What could have been a breakthrough in medicine turned out to be a fraud in history.



By now, the fiasco at Theranos has been known to the public, but the exact extent how the once-renowned company fell from grace still baffles many. Here are some quick lessons everyone must need to learn from this incident.

1. Deliver your promise

Theranos was once the darling of the startup industry. Now, it can only be remembered as one of the greatest frauds in history. It all started promising, but eventually, the facade started to crumble, leaving an empty promise.

CEO Elizabeth Holmes promised to change the medical industry with her blood-test technology. The medical testing startup Theranos Inc. caught the interests of the media, investors and health experts worldwide as it claimed that its technology can substitute 240 tests, which include cancer and cholesterol. Only a few drops of blood from a tiny prick on the finger get the job done. Needless to say, its potential was massive.

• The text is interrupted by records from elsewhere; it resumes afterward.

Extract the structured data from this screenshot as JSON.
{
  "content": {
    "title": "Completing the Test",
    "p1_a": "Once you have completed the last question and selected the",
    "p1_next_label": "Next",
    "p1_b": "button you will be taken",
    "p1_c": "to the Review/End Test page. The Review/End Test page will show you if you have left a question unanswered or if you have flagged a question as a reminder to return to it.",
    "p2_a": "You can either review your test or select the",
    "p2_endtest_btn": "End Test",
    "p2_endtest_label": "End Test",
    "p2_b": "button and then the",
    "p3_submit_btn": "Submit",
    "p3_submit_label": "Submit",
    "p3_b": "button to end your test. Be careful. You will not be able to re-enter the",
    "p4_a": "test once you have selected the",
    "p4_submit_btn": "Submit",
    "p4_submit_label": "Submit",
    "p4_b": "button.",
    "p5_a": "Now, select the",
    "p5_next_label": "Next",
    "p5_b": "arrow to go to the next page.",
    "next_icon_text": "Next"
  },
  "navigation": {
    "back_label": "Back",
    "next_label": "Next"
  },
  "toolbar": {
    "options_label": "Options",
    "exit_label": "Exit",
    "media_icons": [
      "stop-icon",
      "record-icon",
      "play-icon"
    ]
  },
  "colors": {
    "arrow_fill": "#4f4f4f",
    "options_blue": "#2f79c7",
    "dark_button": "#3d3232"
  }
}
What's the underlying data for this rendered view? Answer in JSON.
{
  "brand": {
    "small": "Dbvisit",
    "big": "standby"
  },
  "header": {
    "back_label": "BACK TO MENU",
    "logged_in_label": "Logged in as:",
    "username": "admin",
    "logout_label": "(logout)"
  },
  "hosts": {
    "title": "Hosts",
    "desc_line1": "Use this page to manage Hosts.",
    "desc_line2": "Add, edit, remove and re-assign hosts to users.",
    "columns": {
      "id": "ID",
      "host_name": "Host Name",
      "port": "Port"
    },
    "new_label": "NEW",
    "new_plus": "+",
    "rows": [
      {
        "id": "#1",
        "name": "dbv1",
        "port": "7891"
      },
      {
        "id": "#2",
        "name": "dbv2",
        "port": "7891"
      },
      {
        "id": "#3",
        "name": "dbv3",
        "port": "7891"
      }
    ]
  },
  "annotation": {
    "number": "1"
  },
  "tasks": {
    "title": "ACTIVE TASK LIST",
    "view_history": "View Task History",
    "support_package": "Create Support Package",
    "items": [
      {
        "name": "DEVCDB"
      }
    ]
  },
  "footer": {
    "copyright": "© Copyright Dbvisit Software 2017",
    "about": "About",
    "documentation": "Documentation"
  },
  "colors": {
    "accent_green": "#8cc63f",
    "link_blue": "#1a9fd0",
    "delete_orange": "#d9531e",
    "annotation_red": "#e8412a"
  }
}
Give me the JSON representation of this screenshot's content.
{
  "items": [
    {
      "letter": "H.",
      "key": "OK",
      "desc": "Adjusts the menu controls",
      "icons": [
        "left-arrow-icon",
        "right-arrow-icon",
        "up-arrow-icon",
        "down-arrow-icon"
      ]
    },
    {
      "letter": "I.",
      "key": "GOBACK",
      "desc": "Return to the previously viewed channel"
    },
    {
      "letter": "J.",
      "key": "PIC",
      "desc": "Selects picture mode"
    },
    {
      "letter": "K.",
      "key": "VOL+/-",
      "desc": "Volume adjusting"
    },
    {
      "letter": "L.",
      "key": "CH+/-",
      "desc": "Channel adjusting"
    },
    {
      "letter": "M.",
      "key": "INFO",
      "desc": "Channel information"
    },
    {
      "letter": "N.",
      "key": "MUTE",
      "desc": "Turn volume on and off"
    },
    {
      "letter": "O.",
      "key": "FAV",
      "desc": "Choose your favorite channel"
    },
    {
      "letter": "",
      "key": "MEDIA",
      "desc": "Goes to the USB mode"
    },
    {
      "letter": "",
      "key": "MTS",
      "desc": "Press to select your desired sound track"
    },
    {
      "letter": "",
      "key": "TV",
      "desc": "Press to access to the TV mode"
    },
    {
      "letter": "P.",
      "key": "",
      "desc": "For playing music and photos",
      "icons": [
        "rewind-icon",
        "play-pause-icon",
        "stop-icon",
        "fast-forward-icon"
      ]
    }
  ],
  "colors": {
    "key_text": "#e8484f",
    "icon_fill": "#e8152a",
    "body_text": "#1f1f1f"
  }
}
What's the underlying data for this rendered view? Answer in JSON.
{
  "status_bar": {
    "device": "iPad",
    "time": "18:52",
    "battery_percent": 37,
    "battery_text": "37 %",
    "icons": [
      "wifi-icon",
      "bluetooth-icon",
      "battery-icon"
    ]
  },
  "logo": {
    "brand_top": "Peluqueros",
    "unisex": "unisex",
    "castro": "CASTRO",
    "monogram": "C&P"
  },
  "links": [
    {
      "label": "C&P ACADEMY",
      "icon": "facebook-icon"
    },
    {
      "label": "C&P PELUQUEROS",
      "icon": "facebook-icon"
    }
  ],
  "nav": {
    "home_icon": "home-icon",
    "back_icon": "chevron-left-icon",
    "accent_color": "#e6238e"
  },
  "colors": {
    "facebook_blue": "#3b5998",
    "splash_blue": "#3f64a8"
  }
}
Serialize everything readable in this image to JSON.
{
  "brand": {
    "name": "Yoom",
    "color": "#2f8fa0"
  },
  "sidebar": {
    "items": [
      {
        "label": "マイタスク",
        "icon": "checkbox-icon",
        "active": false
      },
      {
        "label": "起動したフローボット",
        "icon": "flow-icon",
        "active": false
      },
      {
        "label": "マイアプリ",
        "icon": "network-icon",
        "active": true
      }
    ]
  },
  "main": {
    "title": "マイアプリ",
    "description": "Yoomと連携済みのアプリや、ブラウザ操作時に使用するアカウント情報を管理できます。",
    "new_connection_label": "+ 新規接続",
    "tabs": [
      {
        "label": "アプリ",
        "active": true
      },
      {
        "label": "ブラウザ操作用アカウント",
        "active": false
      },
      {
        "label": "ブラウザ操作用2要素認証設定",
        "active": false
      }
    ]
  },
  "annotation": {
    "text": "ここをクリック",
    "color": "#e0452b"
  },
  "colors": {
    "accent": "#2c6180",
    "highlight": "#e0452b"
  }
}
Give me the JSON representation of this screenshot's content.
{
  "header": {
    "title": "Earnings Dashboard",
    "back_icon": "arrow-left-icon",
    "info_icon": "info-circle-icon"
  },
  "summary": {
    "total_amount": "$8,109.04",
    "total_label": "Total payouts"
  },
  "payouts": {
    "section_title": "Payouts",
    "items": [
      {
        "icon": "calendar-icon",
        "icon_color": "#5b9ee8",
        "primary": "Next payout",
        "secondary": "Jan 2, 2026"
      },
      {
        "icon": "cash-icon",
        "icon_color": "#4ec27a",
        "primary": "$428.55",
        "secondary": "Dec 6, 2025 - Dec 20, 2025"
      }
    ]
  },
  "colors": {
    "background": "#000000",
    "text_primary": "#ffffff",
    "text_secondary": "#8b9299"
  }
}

Holmes was just 19 years old at the time she started Theranos, and by 2014, the company was valued at more than a billion dollars. The CEO was inspired by the Silicon Valley, and one of her idols was Steve Jobs. She tried to emulate the success of the late Apple CEO and aspired to become the tech industry’s first female billionaire.

The company had the research and paperwork to prove its product’s potential. However, the real thing actually does not work. Wall Street Journal investigative reporter John Carreyrou exposed the fraud. “She had to have been aware that going live with blood tests that she hadn’t validated, that were not really reproducible according to the company’s own data, she had to know that they were putting patients in harm’s way,” he added.

2. Know your product

You have to know your product or service because if you don’t, it would manifest eventually. Once the people you employ detect that they are better than you, the problems start to snowball.

In a Wired report penned by Carreyrou, COO Sunny Balwani allegedly liked to pretend he knew things, but when prodded or put into the spotlight, the ignorance showed. Additionally, Holmes and Balwani were harsh to employees who pointed out their mistakes and they were either marginalized or fired.

Security camera

Theranos COO Sunny Balwani allegedly monitors employees through the cameras to see if they’re performing their tasks. (Source)

Balwani liked to control his workers, even checking the hours they logged in and checking the cameras if they were indeed working. The COO hid his incompetence by acting like he knew what he was doing during meetings, but the employees were aware he had no patience attending such meetings and even did not bother reading long emails. He was soon exposed. However, his position allowed the situation to continue.

3. Don’t betray the people who trusted you

Theranos Inc. managed to siphon millions of money from investors who believed in the product. According to Fortune, the Walton family of the famous WalMart gave $150 million, Rupert Murdoch invested $125 million, and Betsy DeVos & her family and the Cox family provided $100 million each. Even the likes of Carlos Slim, Andreas Dracopoulos, Riley Bechtel and Robert Kraft shelled out millions to Theranos.

A common denominator of these investors is that none of them are really experts in the biotech industry. With how Holmes painted Theranos to the eyes of the world, it is not that hard to imagine people putting their money and beliefs in it.

At the end of the day, there is a lesson to be learned here: exercise due diligence. “It’s just taking what a management team says at face value and not being able to follow up with it. Part of it is the competitive dynamic of sources chasing opportunity that has created companies not having to share quite as much as they would outside this bubble we’ve been in,” claims TPG’s David Trujillo.

There are many factors why a startup fails, but Theranos flopped so miserably that the management was slapped with charges of fraud by the Securities and Exchange Commission. Holmes did achieve the popularity and power she longed and dreamed for, unfortunately, it is on the wrong end of notoriety.

(Featured image by DepositPhotos)

Sharon Harris is a feminist and a part-time nomad. She reports about businesses primarily involved in tech, CBD, and crypto. She started her career as a product manager at a Silicon Valley startup but now enjoys a new life as a personal finance geek and writer. Her primary aim is to provide readers with a new perspective on the overlapping world of finance and technology.